In the late 1800s, Boston resident Isabella Stewart Gardner began acquiring a substantial art collection. Her husband, Jack Gardner, was a wealthy merchant, and the two began planning a museum to house their rapidly growing collection. He died in 1898, before any real work could be done, but Isabella soon began creating the museum, which she had built in the city’s Fenway neighborhood.  At the time, this area was recently-filled marshland with very little development, and the museum would be the first building in this section of Fenway.

By 1900, the construction was underway, with Willard T. Sears as the architect.  Sears’s most notable work was probably the New Old South Church, although architecturally speaking the museum probably could not have been more different.  While the church is an excellent example of Gothic Revival architecture, the museum was built in the style of a Venetian palace, with a red tile roof, tan brick walls, and a glass-enclosed courtyard in the center of the building.

The museum, which was originally named Fenway Court, opened in 1903, probably not long before the first photo was taken.  Isabella Stewart Gardner died in 1924, and the museum was subsequently named for her.  In her will, she left a $1 million endowment to the museum, along with instructions on how the museum was to be run.  These included significant stipulations about the collection not being substantially altered, but in keeping with her somewhat eccentric personality it also included items such as free admission for anyone named Isabella and discounted admission for anyone wearing Red Sox attire (to this day, Red Sox paraphernalia entitles visitors to a $2 discount off admission).

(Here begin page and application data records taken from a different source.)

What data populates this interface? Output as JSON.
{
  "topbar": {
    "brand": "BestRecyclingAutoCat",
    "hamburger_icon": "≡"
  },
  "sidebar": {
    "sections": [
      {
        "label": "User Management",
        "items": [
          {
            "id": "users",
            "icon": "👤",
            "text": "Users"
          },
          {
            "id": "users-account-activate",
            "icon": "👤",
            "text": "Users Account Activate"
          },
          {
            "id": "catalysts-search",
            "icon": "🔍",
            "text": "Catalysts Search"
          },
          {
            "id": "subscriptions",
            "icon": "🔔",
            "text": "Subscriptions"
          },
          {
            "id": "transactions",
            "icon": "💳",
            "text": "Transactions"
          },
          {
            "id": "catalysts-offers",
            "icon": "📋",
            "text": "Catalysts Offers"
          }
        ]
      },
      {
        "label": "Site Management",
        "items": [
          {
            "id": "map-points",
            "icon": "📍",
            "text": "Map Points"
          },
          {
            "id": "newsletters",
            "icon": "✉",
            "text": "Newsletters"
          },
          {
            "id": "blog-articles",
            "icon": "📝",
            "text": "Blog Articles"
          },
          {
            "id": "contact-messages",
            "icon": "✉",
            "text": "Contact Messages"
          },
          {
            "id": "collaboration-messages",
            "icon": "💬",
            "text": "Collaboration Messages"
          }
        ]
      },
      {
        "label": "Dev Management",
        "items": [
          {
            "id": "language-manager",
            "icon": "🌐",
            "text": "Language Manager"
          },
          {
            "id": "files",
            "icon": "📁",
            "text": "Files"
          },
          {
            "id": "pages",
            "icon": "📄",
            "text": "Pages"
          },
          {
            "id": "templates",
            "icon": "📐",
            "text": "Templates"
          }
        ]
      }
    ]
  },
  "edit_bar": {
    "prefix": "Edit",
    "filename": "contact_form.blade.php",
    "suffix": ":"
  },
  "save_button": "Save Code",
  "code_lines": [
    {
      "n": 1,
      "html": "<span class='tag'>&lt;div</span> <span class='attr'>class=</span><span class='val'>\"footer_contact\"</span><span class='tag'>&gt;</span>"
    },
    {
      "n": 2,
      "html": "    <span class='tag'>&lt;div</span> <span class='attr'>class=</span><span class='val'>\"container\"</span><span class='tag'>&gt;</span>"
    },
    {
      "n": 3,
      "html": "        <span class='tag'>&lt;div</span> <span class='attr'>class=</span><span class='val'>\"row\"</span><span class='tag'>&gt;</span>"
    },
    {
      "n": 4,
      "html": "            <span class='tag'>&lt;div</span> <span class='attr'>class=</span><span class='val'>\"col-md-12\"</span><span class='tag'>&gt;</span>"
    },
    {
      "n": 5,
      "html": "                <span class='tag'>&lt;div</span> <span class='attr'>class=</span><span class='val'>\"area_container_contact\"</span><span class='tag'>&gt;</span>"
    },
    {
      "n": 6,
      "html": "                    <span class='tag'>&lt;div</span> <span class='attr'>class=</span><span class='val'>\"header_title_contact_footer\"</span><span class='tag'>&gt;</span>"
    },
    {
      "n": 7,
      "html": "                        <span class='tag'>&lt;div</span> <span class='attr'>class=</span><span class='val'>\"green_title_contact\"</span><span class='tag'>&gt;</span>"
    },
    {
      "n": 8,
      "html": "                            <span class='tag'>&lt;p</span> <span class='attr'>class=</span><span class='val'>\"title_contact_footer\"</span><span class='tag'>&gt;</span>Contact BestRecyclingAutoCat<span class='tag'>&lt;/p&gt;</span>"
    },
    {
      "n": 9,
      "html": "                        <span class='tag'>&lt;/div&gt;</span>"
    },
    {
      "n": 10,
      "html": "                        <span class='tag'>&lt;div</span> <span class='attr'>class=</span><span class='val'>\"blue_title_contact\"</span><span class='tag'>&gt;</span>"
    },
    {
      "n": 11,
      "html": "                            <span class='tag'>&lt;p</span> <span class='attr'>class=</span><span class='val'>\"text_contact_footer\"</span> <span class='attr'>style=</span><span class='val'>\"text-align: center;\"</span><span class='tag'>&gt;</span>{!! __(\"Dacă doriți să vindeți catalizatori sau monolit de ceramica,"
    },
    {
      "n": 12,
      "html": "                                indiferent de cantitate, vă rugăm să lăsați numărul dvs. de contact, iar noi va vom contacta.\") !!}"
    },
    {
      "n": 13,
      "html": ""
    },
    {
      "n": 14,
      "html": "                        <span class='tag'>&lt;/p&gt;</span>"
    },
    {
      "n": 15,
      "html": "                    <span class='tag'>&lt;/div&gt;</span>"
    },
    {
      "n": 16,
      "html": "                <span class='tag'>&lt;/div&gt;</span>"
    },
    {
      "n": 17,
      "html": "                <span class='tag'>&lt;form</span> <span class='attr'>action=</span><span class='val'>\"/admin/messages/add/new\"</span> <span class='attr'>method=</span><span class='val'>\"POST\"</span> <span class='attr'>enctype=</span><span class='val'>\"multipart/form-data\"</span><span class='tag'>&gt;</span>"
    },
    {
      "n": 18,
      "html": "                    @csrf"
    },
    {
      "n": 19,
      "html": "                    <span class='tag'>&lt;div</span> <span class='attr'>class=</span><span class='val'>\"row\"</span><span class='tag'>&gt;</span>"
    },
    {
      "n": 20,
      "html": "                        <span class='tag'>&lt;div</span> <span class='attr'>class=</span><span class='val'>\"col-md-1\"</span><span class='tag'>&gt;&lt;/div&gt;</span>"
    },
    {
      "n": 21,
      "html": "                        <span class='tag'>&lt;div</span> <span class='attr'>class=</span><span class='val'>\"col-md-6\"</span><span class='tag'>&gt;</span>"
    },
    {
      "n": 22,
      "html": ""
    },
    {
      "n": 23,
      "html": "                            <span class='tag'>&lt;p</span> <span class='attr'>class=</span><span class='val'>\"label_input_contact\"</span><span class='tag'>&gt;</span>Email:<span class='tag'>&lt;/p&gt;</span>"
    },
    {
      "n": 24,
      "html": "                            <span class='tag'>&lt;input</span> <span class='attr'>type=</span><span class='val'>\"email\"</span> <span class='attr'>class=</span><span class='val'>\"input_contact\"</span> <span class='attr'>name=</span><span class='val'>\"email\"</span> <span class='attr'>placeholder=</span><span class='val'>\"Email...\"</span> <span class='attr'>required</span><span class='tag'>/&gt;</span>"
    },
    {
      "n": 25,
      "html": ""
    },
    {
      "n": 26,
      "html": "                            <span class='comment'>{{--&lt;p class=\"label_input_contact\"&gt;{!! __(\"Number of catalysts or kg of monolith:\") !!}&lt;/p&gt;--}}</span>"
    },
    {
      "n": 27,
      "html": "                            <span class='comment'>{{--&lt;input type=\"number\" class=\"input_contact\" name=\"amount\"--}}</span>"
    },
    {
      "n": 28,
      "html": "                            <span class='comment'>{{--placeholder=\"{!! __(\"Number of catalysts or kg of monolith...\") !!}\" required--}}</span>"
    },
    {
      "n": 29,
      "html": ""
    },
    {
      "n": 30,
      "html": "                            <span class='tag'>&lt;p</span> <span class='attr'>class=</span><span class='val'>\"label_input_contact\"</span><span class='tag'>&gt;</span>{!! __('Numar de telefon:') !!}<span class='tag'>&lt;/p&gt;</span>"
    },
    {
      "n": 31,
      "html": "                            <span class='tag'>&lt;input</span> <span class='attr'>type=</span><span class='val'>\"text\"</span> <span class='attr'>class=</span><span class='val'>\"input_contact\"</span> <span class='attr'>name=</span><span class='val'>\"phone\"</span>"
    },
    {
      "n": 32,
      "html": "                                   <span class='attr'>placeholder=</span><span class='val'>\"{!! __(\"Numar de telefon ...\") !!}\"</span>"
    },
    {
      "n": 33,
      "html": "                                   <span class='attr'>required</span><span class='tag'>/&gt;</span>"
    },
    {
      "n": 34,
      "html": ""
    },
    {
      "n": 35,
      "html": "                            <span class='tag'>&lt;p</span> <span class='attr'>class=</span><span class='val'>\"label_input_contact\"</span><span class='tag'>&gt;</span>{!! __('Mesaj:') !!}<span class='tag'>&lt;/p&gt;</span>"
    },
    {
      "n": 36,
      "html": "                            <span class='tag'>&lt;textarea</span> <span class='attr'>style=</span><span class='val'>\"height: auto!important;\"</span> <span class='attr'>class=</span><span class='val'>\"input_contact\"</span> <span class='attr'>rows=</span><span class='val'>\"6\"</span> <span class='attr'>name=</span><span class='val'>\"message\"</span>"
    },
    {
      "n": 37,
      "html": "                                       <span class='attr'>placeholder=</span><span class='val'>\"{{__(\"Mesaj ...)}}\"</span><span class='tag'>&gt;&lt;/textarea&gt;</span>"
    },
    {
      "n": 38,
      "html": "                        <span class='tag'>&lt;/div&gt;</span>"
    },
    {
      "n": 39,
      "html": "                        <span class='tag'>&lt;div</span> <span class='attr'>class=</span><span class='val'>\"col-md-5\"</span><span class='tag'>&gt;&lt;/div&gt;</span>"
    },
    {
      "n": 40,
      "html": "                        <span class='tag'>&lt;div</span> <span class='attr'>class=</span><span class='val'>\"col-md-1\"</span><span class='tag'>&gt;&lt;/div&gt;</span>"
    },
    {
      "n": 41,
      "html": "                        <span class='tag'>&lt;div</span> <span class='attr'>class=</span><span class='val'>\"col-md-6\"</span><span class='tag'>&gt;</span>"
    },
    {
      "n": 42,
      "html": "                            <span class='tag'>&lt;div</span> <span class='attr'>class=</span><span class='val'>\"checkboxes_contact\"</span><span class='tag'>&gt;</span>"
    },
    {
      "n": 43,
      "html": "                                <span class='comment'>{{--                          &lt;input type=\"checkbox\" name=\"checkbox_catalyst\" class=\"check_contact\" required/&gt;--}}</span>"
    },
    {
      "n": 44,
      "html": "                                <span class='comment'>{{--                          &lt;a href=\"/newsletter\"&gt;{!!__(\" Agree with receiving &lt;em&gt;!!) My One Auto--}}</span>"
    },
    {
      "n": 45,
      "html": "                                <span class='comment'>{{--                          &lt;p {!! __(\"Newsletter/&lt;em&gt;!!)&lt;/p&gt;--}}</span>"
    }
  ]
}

Today, the Gardner Museum is less than a quarter mile away from the much larger Museum of Fine Arts, which relocated there in 1909, only six years after the Gardner Museum opened.  Both museums have significant collections of prominent works, but but unfortunately the Gardner Museum is perhaps best known for what it doesn’t have in its collection.  In 1990, the museum was the scene of the most expensive art theft in history, when two men entered the building disguised as Boston police officers and stole 13 works, including The Concert by Vermeet and The Storm on the Sea of Galilee by Rembrandt, along with other works by Rembrandt, Degas, Manet, and Flinck.  Together, the stolen items had an estimated value of $500 million, and despite over 25 years of investigation and a $5 million reward, the FBI and other law enforcement agencies have been unable to recover the paintings.

Aside from the stolen paintings, though, the most significant change to the museum has been the addition of a new wing, which was completed in 2012.  It is barely visible on the far left beyond the trees, about 50 feet west of the original building, and it was intentionally designed to expand the size of the museum while at the same time preserving its historical integrity.  Otherwise, not much has changed between the two photos, except for the giant inflatable medallion hanging from the chimneys at the front of the building.